One could argue that it is not the parents’ decision but the brothers’. Samuel might prefer not to lose his brother and live with one kidney. However, one could also argue that since they are minors, they might not understand the full complexity and the consequences of such decisions. Donating Samuel’s kidney to James’ would be unfair and unjust towards the former.
According to the Christian worldview, how would each of the principles be specified and weighted in this case?
Based on a Christian moral beliefs, the principles of beneficence and non-maleficence hold the most weight, followed by justice and fairness, and lastly, autonomy. According to the first two principles, parents should ensure the best for their children and not harm them. The two principles conflict because following the medical advice would benefit one child and potentially hurt the other (Butler et al., 2016). One could argue that the parents did not act according to the non-maleficence principle, as their actions harmed James

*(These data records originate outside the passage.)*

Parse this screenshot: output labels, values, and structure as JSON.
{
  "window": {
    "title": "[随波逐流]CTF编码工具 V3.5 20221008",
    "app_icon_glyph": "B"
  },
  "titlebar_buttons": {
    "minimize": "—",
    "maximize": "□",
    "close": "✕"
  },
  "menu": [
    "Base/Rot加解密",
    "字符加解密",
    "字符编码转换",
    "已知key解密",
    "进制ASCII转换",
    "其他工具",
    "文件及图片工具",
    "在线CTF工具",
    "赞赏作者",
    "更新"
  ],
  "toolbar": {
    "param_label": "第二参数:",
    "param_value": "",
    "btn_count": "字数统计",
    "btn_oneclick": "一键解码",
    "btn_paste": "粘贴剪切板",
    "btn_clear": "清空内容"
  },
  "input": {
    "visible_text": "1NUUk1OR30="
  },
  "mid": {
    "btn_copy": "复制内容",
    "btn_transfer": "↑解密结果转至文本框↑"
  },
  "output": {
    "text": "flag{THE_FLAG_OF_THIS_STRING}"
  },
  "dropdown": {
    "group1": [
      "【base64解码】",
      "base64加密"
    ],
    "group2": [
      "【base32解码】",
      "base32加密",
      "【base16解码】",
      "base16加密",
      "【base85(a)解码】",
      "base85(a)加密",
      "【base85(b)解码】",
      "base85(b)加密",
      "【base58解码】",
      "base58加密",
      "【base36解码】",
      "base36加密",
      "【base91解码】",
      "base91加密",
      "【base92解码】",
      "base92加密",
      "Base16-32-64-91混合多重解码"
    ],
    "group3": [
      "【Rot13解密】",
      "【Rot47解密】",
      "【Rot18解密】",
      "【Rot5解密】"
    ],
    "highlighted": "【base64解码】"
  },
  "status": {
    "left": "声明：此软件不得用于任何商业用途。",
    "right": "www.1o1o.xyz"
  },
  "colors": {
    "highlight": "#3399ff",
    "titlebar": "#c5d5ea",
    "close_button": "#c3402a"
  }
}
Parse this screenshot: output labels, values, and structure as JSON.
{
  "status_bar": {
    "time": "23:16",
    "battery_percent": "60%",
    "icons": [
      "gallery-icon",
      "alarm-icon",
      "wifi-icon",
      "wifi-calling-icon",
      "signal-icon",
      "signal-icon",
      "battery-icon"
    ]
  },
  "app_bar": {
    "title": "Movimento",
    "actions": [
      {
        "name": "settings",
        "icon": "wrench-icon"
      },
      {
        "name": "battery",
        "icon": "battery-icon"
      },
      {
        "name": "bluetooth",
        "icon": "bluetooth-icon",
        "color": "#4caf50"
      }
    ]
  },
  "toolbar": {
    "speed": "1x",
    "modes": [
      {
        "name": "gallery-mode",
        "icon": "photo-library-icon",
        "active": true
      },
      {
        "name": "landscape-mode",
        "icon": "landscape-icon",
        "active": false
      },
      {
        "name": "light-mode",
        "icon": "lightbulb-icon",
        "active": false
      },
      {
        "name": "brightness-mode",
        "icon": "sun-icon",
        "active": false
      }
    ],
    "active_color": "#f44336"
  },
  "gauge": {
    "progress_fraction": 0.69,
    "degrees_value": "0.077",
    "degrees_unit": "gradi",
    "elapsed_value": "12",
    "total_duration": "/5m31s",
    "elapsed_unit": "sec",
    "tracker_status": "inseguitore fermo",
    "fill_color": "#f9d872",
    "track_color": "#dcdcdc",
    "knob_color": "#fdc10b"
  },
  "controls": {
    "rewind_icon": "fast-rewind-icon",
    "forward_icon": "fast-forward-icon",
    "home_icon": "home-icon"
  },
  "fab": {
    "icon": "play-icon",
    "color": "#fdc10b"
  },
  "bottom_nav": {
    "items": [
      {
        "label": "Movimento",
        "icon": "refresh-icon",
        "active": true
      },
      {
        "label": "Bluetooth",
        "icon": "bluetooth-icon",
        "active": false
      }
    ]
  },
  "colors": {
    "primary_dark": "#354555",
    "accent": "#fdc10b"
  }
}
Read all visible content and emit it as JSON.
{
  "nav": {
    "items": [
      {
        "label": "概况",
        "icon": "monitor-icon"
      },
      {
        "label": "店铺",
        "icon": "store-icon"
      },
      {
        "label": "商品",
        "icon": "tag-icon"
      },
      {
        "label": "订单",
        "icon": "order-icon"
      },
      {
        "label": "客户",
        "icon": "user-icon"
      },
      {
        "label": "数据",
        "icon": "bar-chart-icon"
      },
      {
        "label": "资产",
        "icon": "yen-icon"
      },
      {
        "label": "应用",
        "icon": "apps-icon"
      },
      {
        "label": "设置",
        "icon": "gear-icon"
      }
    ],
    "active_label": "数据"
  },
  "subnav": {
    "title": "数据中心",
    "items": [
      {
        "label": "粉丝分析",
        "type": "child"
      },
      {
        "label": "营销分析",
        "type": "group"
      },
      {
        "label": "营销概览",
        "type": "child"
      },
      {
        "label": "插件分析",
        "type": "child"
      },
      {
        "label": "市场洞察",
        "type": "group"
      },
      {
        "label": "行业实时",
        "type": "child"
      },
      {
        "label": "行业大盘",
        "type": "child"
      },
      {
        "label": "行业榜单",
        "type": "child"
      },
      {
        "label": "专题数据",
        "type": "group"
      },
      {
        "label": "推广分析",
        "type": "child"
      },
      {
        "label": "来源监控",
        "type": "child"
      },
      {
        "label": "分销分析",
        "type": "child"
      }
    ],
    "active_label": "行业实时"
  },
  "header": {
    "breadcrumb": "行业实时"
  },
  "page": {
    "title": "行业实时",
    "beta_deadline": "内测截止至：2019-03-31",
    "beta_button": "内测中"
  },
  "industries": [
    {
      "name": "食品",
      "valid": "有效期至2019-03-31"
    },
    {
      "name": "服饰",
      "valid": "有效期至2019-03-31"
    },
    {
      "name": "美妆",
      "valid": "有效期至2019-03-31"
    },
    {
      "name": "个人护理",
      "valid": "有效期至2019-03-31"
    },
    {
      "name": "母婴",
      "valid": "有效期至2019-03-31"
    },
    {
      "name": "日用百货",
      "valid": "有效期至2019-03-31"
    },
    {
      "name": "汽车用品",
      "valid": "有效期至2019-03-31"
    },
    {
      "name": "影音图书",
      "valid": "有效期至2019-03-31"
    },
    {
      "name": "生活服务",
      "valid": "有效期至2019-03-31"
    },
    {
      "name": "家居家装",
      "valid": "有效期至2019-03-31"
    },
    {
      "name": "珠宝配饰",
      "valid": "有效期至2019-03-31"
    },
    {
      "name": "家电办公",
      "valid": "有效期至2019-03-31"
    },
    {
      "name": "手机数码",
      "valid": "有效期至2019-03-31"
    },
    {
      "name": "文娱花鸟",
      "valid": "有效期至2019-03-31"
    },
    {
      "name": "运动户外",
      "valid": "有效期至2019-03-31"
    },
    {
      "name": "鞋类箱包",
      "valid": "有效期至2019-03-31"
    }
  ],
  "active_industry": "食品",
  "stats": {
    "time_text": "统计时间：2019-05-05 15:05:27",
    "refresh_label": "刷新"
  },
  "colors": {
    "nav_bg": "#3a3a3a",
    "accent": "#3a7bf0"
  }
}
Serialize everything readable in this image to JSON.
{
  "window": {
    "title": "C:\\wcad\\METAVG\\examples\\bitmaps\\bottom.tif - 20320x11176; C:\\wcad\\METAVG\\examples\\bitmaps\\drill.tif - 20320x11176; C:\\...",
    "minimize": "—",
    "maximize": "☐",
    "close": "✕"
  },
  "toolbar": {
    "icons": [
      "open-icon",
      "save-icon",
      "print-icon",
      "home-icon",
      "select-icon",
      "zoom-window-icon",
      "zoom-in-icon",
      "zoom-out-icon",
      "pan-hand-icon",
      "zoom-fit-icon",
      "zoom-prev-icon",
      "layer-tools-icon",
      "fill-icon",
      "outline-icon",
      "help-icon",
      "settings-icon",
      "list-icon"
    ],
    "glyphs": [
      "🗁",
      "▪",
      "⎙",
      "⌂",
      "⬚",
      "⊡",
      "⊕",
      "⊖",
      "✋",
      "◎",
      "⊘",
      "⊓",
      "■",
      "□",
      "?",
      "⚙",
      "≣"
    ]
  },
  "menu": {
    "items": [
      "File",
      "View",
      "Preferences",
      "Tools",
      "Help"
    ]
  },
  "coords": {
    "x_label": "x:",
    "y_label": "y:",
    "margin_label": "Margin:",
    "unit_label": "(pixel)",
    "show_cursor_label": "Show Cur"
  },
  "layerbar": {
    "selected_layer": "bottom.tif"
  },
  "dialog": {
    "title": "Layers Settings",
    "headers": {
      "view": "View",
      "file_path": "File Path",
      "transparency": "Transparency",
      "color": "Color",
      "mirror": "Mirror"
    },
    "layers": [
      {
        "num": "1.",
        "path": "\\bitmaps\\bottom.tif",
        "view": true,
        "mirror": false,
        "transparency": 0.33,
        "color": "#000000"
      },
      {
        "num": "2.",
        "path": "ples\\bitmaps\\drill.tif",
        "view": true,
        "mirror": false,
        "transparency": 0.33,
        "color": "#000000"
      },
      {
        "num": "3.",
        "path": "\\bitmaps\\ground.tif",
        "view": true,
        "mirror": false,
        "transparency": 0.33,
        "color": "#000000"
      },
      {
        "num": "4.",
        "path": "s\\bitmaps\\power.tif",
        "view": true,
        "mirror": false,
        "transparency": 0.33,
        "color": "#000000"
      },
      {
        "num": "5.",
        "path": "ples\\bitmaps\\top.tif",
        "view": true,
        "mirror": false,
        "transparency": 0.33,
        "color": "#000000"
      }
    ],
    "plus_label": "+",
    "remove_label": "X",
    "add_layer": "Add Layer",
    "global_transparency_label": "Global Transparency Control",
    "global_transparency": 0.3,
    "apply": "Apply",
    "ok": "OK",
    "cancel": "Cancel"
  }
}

The justice and fairness principle would mean that each person receives equal benefits. In this case, it is fair toward James to give him his brother’s kidney but unfair to Samuel to take his kidney away from him (Butler et al., 2016). One could argue that opting for spiritual healing over medical advice resulted in the worsening of James’ condition, which is unfair.
The last principle is autonomy, instructing Christians to respect each other’s point of view, thereby granting freedom to act in one’s best interest. The parents exercised their right to autonomy by choosing faith-based healing. However, it is unclear if Mike and Joanne considered James’ opinion in making the decision, thereby obstructing his right. Furthermore, it is unclear if the parents weighted Samuel’s opinion in becoming a kidney donor, as the child might want to risk his life to save his brother’s.
According to the Christian worldview, how might a Christian balance each of the four principles in this case?
The above principles conflict with each other, as benefiting one child results in harming the other. According to Christian beliefs, all life is sacred, and low quality of life is preferential to no existence at all (Orr, 2015). Based on this belief, saving James’ life is of uttermost importance and goes above the suffering he might receive from the operation. Similarly, since Samuel is likely to survive the surgery without major complications, the best option would be to donate his kidney to his brother (Kiberd & Tennankore, 2017). The likelihood of survival for both children outweighs the potential risks of the operations. However, obtaining a kidney from Samuel is neither just nor fair toward him.
To exercise the right to autonomy of his two children, a Christian parent should consider their opinion and beliefs. Samuel might not wish to give up his kidney, or James might not want to put his brother under risk. Therefore, beneficence and non-maleficence should balance the principles of autonomy and justice and fairness (Sorajjakool et al., 2017). A Christian might decide that maintaining life is superior to staying true to the other principles. A kidney transplant increases the chances of survival and, thus, outweighs the risk of reducing Samuel’s quality of life. However, before making this decision, a Christian might first consult his or her family to ensure to reach a unanimous agreement first.
Butler, C. R., Mehrotra, R., Tonelli, M. R., & Lam, D. Y. (2016). The evolving ethics of dialysis in the United States: A principlist bioethics approach. Clinical Journal of the American Society of Nephrology, 11(4), 704-709.
Kiberd, B. A., & Tennankore, K. K. (2017). Lifetime risks of kidney donation: A medical decision analysis. BMJ Open, 7(8), e016490. Web.
Orr, R.D. (2015). Incorporating spirituality into patient care. AMA Journal of Ethics, 17(5), 409–415.
Sorajjakool, S., Carr, M., & Bursey, E. (2017). World religions for healthcare professionals. Routledge.